Yesterday I made an initial home visit to Judith. Prior to the visit two daughters told the story about episodes of aggressive behavior during which she would accuse her caregivers of trying to kill her and actually leave the apartment and be found in the lobby. This was not her usual self. Her caregiver and daughter agreed that this occurred in a regular pattern of good and bad times of the day. There were also periods of tearfulness and statements like, "Why do they tell me I have dementia and then they don't do anything about it?" and, "I don't want to go live in a nursing home." Judith's husband lived his last years in a nursing home because of dementia. Judith earned a master's degree in education over 70 years ago. A black woman didn't get that far in those days without fortitude and determination.
Initially she told me that her memory was not too good and, "What you do you expect at my age?" She told me several times that her vision was "smoky," as if this was coming and going while we were talking at her dining room table. When the family described the episodes of paranoia, she became upset and accused them of making things up about her and demanded that she be included in the conversation.
Three months earlier her primary care physician had prescribed Ambien. This is the drug that is well known for causing people to do strange things in their sleep and not remember the goings-on. Specifically, in the fine print package insert it says, "decreased inhibition, extroversion which seems out of character, bizarre behavior and hallucinations." A younger person would figure out that their behavior as described by others was drug induced and not attribute it to a brain disease. Judith's prescription pills were being given to her as part of an official plan of care. She wasn't taking them at will or even particularly paying attention to her medications. Her family started to treat her like she flew over the coo coo's nest, which was reminiscent of their father's dementia symptoms, and she started to believe it too, expressed as crying and negotiating. And she fought it by advocating and asking for help. When Google lists four million hits for side effects of Ambien, many women with a master's degree will get the message.
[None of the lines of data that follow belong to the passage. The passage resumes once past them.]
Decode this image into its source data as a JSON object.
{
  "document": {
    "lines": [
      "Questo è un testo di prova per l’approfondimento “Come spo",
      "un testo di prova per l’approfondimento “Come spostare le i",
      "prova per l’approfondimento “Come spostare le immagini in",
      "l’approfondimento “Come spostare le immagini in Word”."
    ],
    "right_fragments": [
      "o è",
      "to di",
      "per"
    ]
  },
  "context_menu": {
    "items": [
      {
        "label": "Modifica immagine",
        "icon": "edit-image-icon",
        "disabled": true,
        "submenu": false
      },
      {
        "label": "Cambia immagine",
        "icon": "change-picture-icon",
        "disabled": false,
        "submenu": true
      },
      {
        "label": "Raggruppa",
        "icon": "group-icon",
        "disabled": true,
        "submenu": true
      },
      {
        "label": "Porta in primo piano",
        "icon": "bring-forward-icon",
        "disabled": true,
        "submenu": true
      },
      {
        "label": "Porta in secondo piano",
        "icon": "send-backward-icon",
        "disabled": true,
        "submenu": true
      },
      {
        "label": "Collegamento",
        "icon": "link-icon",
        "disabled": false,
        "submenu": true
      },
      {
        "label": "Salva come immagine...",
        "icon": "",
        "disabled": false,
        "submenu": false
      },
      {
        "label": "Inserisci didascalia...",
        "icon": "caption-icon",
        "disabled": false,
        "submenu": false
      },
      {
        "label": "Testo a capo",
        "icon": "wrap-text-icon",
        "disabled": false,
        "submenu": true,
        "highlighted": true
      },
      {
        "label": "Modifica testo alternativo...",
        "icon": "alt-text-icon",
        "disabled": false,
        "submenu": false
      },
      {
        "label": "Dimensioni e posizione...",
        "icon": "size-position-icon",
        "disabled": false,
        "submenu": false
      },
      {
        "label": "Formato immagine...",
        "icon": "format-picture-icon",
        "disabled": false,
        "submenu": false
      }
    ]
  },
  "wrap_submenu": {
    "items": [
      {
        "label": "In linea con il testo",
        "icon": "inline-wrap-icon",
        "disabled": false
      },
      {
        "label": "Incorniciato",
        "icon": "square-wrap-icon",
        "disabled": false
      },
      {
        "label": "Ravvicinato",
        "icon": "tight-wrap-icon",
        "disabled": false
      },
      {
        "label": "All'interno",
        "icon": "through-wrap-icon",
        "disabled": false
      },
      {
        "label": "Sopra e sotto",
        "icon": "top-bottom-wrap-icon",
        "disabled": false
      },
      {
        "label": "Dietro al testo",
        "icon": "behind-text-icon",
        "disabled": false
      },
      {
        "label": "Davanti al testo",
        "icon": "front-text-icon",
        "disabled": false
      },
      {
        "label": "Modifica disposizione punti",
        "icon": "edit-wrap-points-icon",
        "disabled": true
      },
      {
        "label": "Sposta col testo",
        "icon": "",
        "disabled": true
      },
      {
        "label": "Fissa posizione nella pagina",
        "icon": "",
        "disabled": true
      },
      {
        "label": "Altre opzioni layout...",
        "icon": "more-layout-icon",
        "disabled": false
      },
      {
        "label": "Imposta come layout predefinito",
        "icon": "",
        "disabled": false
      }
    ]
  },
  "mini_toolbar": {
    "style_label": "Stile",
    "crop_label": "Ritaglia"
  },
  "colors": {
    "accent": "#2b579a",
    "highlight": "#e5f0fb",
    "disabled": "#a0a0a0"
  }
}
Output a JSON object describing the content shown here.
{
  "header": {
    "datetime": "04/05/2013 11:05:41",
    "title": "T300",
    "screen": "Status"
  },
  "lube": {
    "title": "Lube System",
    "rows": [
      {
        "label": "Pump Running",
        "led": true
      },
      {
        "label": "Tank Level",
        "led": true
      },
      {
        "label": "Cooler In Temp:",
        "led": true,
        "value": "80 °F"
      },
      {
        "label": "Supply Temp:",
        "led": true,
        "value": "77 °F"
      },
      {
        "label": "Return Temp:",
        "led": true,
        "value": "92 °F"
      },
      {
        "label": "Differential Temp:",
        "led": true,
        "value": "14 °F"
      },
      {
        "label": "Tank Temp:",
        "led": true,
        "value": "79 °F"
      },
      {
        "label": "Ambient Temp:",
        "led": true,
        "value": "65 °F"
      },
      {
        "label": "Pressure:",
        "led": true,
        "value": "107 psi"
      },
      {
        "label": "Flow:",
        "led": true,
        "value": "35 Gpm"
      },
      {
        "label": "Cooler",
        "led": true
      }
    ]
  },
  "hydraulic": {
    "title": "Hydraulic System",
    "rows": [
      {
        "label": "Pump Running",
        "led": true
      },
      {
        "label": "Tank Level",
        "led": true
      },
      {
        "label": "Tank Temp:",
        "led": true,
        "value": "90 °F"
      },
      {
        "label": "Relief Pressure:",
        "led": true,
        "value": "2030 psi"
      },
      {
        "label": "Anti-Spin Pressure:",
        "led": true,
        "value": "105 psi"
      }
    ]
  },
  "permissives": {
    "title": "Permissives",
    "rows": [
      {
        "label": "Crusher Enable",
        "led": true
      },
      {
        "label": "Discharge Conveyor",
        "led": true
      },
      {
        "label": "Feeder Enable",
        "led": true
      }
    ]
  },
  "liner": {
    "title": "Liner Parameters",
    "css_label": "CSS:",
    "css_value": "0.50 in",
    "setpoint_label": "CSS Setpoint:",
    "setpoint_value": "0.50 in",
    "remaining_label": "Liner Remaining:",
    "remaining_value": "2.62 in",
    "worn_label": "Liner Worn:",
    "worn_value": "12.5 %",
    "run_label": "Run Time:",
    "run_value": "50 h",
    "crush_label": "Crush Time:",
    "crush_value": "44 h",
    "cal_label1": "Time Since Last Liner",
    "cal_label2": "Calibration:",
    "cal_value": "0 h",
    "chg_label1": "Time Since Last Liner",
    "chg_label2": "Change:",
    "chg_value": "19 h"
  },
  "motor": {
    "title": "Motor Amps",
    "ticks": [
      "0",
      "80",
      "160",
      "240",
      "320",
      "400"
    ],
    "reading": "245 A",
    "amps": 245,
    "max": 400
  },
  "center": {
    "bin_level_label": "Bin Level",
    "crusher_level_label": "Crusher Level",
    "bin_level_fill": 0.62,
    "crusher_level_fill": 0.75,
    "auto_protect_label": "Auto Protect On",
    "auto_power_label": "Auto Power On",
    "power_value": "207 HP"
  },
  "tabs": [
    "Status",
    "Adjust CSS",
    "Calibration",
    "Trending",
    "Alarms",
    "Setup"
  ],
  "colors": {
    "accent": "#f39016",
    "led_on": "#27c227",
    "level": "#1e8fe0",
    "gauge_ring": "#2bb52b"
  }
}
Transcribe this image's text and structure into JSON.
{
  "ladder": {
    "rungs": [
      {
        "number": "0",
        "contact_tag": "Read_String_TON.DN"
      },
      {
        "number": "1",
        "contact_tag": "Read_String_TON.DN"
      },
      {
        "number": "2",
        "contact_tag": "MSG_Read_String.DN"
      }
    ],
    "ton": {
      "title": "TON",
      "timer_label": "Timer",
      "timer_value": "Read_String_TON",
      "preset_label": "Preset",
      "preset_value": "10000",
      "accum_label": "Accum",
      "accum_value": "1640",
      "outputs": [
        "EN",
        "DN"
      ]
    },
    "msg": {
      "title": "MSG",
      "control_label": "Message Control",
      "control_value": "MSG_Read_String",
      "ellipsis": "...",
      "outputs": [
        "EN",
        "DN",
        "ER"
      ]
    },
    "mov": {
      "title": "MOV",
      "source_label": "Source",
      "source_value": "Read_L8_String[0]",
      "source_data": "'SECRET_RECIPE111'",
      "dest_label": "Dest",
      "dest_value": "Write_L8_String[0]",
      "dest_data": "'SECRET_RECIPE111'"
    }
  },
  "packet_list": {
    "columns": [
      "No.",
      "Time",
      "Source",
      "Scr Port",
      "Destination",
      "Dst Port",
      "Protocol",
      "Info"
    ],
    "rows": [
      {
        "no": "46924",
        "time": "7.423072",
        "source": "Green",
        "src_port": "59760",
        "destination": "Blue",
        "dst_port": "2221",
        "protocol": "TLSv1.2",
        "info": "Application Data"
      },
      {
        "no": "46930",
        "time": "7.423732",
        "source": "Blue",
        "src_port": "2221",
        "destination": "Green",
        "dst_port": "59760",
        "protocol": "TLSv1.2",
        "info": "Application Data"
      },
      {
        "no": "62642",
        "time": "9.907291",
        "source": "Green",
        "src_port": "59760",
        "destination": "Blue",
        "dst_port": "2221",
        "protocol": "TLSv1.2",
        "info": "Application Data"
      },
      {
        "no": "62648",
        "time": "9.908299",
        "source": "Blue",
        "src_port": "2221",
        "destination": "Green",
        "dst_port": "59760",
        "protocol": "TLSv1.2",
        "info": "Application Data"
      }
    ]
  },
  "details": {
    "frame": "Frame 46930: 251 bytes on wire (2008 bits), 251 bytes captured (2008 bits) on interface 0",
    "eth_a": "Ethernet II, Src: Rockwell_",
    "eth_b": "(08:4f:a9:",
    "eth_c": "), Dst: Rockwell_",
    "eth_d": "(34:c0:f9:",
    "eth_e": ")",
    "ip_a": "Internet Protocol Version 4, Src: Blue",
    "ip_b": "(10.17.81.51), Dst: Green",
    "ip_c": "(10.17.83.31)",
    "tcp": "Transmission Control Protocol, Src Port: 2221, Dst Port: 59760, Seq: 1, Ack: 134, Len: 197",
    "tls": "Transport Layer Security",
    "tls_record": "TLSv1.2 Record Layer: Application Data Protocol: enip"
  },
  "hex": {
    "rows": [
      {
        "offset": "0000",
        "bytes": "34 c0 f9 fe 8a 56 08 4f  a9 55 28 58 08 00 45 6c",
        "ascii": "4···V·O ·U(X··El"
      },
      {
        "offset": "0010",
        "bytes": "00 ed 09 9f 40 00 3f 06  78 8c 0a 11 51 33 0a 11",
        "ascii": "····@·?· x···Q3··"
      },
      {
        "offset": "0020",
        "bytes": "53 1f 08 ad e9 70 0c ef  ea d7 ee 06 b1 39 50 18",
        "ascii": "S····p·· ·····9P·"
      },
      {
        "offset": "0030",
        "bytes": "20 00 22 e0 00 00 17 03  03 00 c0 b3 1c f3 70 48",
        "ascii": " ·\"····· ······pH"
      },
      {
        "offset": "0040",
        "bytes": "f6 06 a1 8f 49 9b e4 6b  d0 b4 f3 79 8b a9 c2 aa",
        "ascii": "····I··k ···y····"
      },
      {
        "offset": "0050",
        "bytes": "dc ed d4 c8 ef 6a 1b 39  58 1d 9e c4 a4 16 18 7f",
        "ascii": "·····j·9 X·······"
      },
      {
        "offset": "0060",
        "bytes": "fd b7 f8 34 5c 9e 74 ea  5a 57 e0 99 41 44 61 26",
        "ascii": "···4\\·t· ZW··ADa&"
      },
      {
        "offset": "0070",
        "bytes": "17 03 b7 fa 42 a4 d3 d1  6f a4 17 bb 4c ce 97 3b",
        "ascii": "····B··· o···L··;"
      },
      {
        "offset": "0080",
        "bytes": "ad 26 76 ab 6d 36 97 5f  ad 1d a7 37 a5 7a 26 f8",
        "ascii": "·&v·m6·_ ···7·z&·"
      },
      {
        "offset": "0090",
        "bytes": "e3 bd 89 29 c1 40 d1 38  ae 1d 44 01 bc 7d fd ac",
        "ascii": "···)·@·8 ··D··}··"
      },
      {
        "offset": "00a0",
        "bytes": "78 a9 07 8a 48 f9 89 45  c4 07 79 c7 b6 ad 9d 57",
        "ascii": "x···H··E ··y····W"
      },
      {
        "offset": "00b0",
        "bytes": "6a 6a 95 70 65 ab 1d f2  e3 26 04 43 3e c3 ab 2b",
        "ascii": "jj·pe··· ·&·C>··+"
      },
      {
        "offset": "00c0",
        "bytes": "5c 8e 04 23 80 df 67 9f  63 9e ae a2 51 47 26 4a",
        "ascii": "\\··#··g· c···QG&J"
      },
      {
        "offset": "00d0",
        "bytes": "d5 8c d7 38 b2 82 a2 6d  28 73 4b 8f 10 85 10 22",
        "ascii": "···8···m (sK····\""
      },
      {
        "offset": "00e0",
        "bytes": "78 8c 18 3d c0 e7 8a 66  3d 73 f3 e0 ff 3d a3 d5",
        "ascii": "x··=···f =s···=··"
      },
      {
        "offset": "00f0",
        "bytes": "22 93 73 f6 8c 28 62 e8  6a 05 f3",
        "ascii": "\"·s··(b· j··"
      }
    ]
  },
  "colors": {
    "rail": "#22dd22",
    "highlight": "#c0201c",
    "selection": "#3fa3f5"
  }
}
When the pharmaceutical package insert says the data for metabolism in the geriatric population includes 187 people over 60 years of age, none of those people are 97 years of age and they won't be able to read the fine print either.